“No one wanted to come buy sheetrock from us,” he said. “We got out of the building materials, and a lot of stores got smaller. In the ’90s, when Home Depot came in, we got out of new construction and focused more on maintenance and repair.”
Yet, the footprint kept growing. In the late ’90s, Rocky’s acquired eight stores from a chain in Eastern Mass. that was experiencing financial problems, doubling the size of the operation. Today, with 38 stores in Massachusetts, Connecticut, Florida, Maine, New Hampshire, New Jersey, Pennsylvania and Rhode Island, Rocky’s is the largest family-owned Ace retailer.
Working on Additions
While the pandemic may have tested Rocky’s, it convinced others, mainly single-store operators, to leave the game, and Rocky’s has picked a few of those stores up.
The two most recent additions are Karp’s Hardware in Stamford, Conn. and Clarke’s Ace Hardware in New London, N.H. “In both those cases, individuals owned them, they were family businesses, and they didn’t have other family members ready or willing to take over the business when the owners were stressed out with COVID and wanted to sell,” Falcone said.
Those acquisitions followed expansions into Bath, Maine; Washington, N.J.; and Forks County, Pa. over the past five years.
“We’re in a growth mode now; we’re looking to continue to grow our business, continue to expand business,” he said. “There is this little pocket of hardware stores, where the people who own them are in their 60s and 70s, and this whole COVID situation has done them in. They’re just stressed out; they’ve created a nest egg and want to unlock the capital they’ve created in their business by selling.”
Rocky’s, on the other hand, thrives in an attractive niche between the big boxes and those individual owners, with an economy of scale that allows it to roll with industry change, always innovating, while focusing on customer service in ways Home Depot and Lowe’s aren’t necessarily known for, and which are impossible on the internet.
“People don’t want to buy paint online,” Falcone told BusinessWest. “You could, but you want to match the right color, and you want someone to reassure you that you’re making the right decision. We have high-service, high-touch paint experts.”

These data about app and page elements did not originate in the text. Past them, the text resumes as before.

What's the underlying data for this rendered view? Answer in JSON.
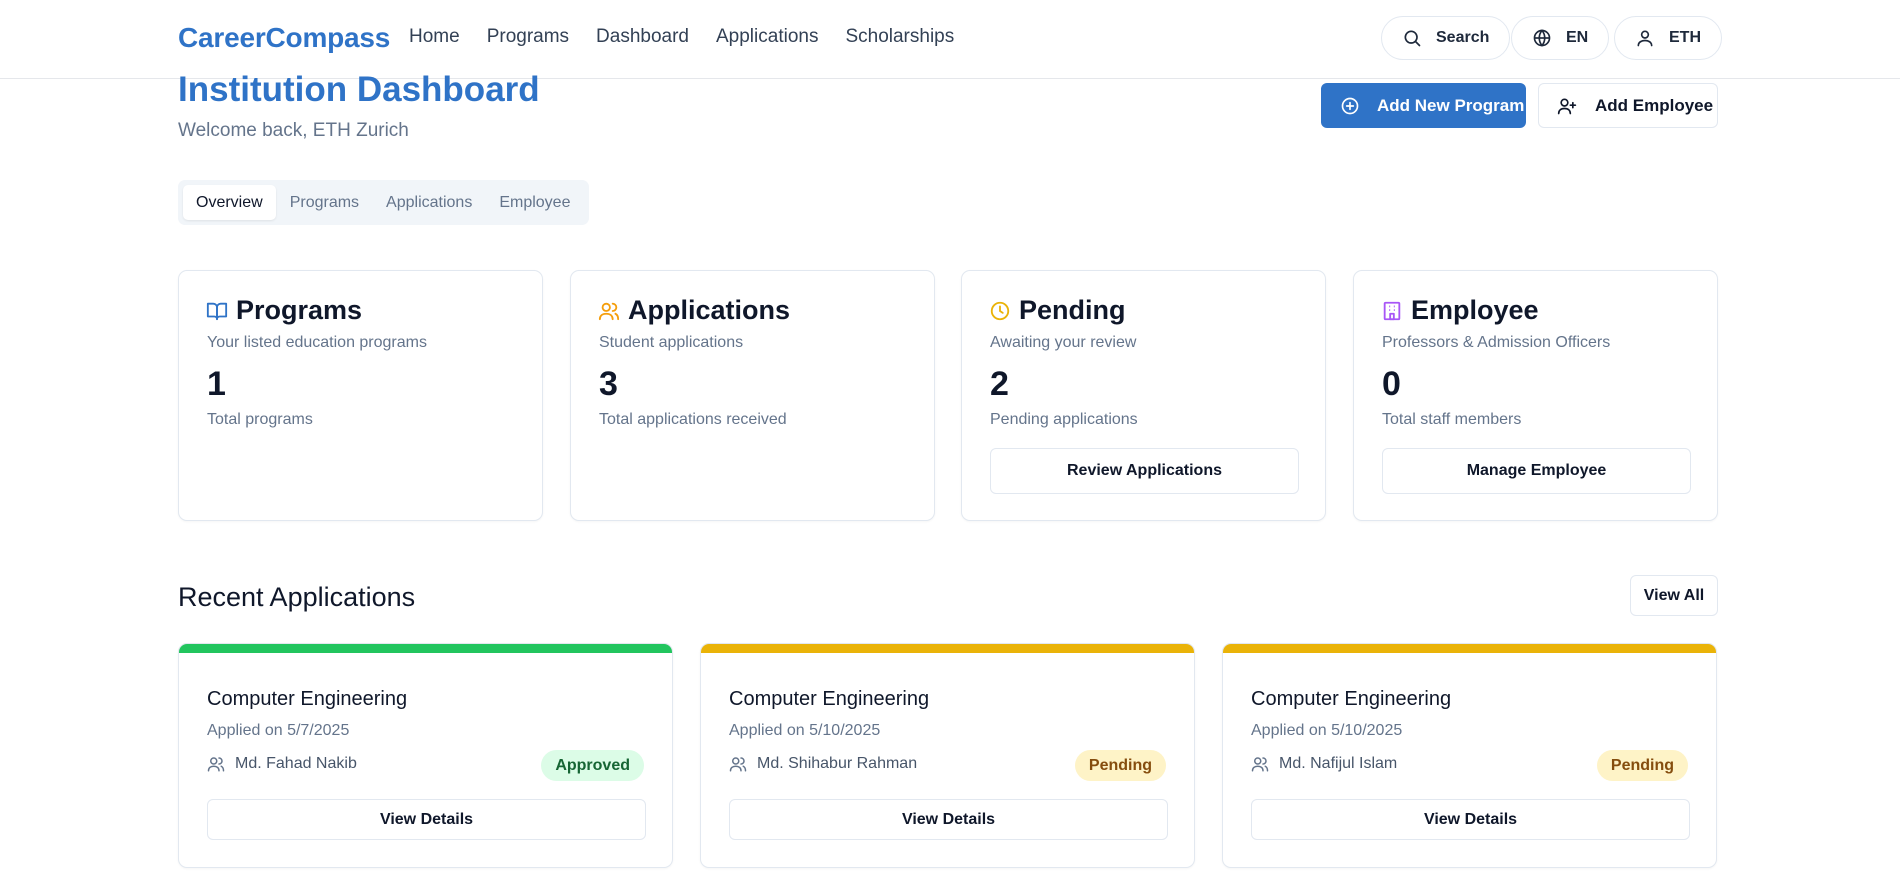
{
  "nav": {
    "brand": "CareerCompass",
    "links": [
      "Home",
      "Programs",
      "Dashboard",
      "Applications",
      "Scholarships"
    ],
    "search_label": "Search",
    "language_label": "EN",
    "user_label": "ETH"
  },
  "header": {
    "title": "Institution Dashboard",
    "welcome": "Welcome back, ETH Zurich",
    "add_program_label": "Add New Program",
    "add_employee_label": "Add Employee"
  },
  "tabs": [
    "Overview",
    "Programs",
    "Applications",
    "Employee"
  ],
  "stats": [
    {
      "icon": "book-open-icon",
      "title": "Programs",
      "subtitle": "Your listed education programs",
      "value": "1",
      "label": "Total programs",
      "color": "#2f73c7"
    },
    {
      "icon": "users-icon",
      "title": "Applications",
      "subtitle": "Student applications",
      "value": "3",
      "label": "Total applications received",
      "color": "#f59e0b"
    },
    {
      "icon": "clock-icon",
      "title": "Pending",
      "subtitle": "Awaiting your review",
      "value": "2",
      "label": "Pending applications",
      "button": "Review Applications",
      "color": "#eab308"
    },
    {
      "icon": "building-icon",
      "title": "Employee",
      "subtitle": "Professors & Admission Officers",
      "value": "0",
      "label": "Total staff members",
      "button": "Manage Employee",
      "color": "#a855f7"
    }
  ],
  "recent": {
    "title": "Recent Applications",
    "view_all": "View All",
    "items": [
      {
        "program": "Computer Engineering",
        "date": "Applied on 5/7/2025",
        "applicant": "Md. Fahad Nakib",
        "status": "Approved",
        "bar_color": "#22c55e",
        "action": "View Details"
      },
      {
        "program": "Computer Engineering",
        "date": "Applied on 5/10/2025",
        "applicant": "Md. Shihabur Rahman",
        "status": "Pending",
        "bar_color": "#eab308",
        "action": "View Details"
      },
      {
        "program": "Computer Engineering",
        "date": "Applied on 5/10/2025",
        "applicant": "Md. Nafijul Islam",
        "status": "Pending",
        "bar_color": "#eab308",
        "action": "View Details"
      }
    ]
  }
}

Then there’s power equipment. “We teach the customer how to use it and not hurt themselves, how to use the right fuel, the right mixture, things like that. People don’t want to buy chainsaws on the internet.
“And some gas grills are big and bulky,” he went on. “We assemble them, and assemble them right, so the gas connections are done properly. Now we’re coming up with white-glove delivery; instead of dropping it at the mailbox, for a slight added fee, we set it up on your deck and take away the old grill.
“We’re finalizing that now,” he added, along with the ability to buy from Ace online and pick up the product at a store (and get that lesson in how to use it, too).
Even the way stores are laid out has changed over the years, Falcone added, noting that making it easy to find products is part of customer service, too.
Hammering It Home
The fourth generation has joined the Rocky’s team, Falcone said: his son Johnny currently works in merchandise and buying — as noted earlier, a job with some added challenge these days.
Staffing can be a challenge as well, and it varies by store. “We try to treat people fairly,” Falcone said, and that goes beyond pay and benefits, and involves a culture of training.
“Our people tell us amazing stories: ‘I’m a homeowner, and now I know how to fix all these things — a light fixture, toilet, under-sink repair — where I’ve never done that type of thing before.’ That great training helps people grow over time as individuals. You can’t understate the value of that.”
It’s another way Rocky’s Ace Hardware is making people’s lives a little easier. Its success in doing so, and continued growth as it approaches a century in business, is a testament to a model — and a willingness to change it when necessary — that has seen this family business survive recessions, the big-box home-improvement boom, and a whole lot more.
Joseph Bednar can be reached at [email protected]